Easter’s just around the corner, so it’s time to commence with the several-hour long discourse on the nature of Pontius Pilate. What? You don’t do that on an annual basis? What better time to start the tradition than during your Easter video chats!
Pontius Pilate’s character was the basis for a mold, an archetype which sticks in modern literature. He was the man who found Jesus to be an innocent man, but he loved popular praise too much (or, conversely, he was too weak to fight the will of the mob) to spare Jesus from crucifixion. Over the years, Pontius Pilate’s character was stuffed into this imperfect mold, and he became the stereotype of the politician.
It’s important to note that Pontius Pilate is the voice and hand of Rome. He can levy troops, and he can summon an army for emergencies. Military intervention would not look great on his record, but the Romans would go on to crush Jewish insurrections three times after Jesus’s death. They were far from hesitant to pull the trigger if necessary. Even this is assuming that revolt was inevitable; the mob before Pilate could be angry without burning down Jerusalem. While the sons of Israel had a long history of independence and insurrection, the Jewish leadership in control of those before Pilate had coexisted for decades. Pilate was not beholden to the mob, and certainly not to the mob’s every whim.
Pilate was, however, beholden to Roman politics. As of this passage, Pilate was the governor of a backwater region on Rome’s periphery. Neither wealthy nor vibrant, Judea came under Roman occupation likely within Pilate’s lifetime, so the governorship lacked the prestige of those of other Roman provinces. This was a position one would gain by ticking off several major politicians. There was plenty of room for improvement, such as the governorship of Syria, or possibly a seat in Rome itself. This leads to two possible outcomes. First, Pilate could have ambitions to move upwards and elsewhere.
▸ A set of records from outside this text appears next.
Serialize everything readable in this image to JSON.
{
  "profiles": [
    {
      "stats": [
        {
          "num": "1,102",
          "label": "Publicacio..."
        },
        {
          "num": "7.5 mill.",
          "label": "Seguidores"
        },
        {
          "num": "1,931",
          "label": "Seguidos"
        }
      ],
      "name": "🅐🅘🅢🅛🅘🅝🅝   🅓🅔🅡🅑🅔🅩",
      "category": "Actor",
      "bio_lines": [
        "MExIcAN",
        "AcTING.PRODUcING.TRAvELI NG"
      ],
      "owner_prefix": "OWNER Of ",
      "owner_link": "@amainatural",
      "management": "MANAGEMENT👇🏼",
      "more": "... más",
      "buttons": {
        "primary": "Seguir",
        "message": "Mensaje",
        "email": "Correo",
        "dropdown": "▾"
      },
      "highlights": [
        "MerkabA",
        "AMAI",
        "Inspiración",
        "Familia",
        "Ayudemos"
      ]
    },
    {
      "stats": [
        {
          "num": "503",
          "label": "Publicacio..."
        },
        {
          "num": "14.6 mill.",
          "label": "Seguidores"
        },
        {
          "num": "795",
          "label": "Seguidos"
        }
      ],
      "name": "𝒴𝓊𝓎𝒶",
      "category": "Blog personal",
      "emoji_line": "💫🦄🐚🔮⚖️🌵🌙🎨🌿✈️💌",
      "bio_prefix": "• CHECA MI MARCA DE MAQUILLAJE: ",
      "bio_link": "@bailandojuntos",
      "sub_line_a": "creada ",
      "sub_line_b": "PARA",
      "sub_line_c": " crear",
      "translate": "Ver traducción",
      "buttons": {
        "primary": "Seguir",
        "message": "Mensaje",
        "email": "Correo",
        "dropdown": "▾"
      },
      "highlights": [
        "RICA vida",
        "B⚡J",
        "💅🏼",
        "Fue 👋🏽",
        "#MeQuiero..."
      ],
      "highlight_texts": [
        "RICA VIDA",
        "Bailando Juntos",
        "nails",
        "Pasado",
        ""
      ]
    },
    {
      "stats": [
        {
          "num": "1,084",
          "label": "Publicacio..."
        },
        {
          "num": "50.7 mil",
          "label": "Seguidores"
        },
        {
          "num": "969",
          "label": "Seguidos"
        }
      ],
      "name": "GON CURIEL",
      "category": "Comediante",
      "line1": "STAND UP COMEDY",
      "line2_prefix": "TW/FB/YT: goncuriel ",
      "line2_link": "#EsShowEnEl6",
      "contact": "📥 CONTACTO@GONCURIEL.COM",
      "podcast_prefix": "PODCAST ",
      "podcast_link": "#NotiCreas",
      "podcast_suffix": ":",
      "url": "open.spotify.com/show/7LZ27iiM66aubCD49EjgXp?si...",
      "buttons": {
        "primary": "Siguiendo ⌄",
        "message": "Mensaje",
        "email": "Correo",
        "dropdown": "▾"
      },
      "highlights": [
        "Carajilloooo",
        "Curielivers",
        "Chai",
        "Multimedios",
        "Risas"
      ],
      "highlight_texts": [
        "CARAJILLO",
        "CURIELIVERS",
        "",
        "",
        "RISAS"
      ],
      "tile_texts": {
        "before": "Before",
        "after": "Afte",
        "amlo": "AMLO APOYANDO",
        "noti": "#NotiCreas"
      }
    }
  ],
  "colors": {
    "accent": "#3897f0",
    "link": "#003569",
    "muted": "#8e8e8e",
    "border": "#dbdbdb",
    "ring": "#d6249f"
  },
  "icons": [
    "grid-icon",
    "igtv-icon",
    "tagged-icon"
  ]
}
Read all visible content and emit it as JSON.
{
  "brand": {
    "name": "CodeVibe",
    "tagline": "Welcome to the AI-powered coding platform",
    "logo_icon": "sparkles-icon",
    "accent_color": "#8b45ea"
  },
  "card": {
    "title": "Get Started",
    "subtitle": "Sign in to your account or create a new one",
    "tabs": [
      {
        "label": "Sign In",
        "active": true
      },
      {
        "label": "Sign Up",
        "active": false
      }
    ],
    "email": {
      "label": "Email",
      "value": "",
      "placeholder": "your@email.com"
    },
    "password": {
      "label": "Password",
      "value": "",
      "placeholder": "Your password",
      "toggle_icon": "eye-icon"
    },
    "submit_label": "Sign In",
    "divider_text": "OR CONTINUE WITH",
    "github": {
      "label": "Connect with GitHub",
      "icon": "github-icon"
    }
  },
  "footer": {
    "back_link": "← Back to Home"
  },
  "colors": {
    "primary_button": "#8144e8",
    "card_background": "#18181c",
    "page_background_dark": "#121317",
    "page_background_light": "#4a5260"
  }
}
He didn’t need to appease the people; he just needed to make sure that Judea paid its taxes regularly and didn’t set itself on fire. Second, Pontius could have accepted the probability that this was as far as he would likely go. This would not be Pilate the eager-to-please dictator, but rather Pilate the apathetic bureaucrat. Depending on how you read verses regarding Pilate, you can see elements of both.
I’d like to step back now and set the stage for you, given Pilate’s experience as recorded in the gospel. It’s the crack of dawn, or shortly after. The leaders of a group of people who have been known to stir up trouble in the past knock on your door and slam a man down at your feet. You ask what’s wrong with the man. They skirt the question and demand that you specifically execute him, and they demand that he be executed now. You take the man inside, and he is squeaky clean by all standards. Now, why would a bunch of religious zealots want a godly, intensely spiritual man killed? You invoke your knowledge of the region. A few centuries prior, the Macedonian king Antiochus oversaw a religious slight so great that Mattathias and his son Judas Maccabeus managed one of Israel’s most successful insurrections to date, toppling the regional power and partially paving the way for Rome itself. For the Jewish people to demand the death of someone so religiously popular—it’s a setup. It has to be a setup. The Jewish people are hoping to turn this man into a martyr, then to use his death as a spark to ignite an insurrection.
Under this context, Pilate’s actions make sense. He provides the choice between Jesus and Barabbas (whose crimes vary from theft and murder to revolution, and whose name literally means “Son of Father;” my guess is that it’s less important who he was or what he did and more his role as the worst possible person) not just because of tradition but because he wanted to gauge how desperately they wanted to push Jesus through to the electric chair. He humiliated Jesus with flogging and a crown of thorns not just to appease a hypothetical crowd but also because humiliating a martyr is safer than killing a martyr. It is only after a very public submission by the chief priests to Caesar that Pilate agreed to their terms.
We can keep the traditional lessons but apply new ones. Yes, submitting to a mob is always a bad idea. Yes, the praise and affection of man is not the ultimate good. On that same note, you have to keep yourself alert to your surroundings and the backdrop of the elements you control. If Pilate did indeed think that they wanted to make Jesus a martyr, he didn’t read the situation clearly enough. In the eyes of the chief priests, Jesus shook up the religious ranks rather than bolster them. Ignorance can be just as deadly as intention or incompetence.
Poetically, just as Pontius Pilate failed to read the situation in this hypothetical, we often fail to read situations appropriately. We love assigning caricatures because they’re simple to understand, but the world is much more complex. In the Bible particularly, there are nuances on top of nuances, providing for a fascinating read. I hope this helps you appreciate the world in a different light. Make sure to keep watch for the small things this Easter- they might have little surprises inside!
Painting by Pedro Orrente.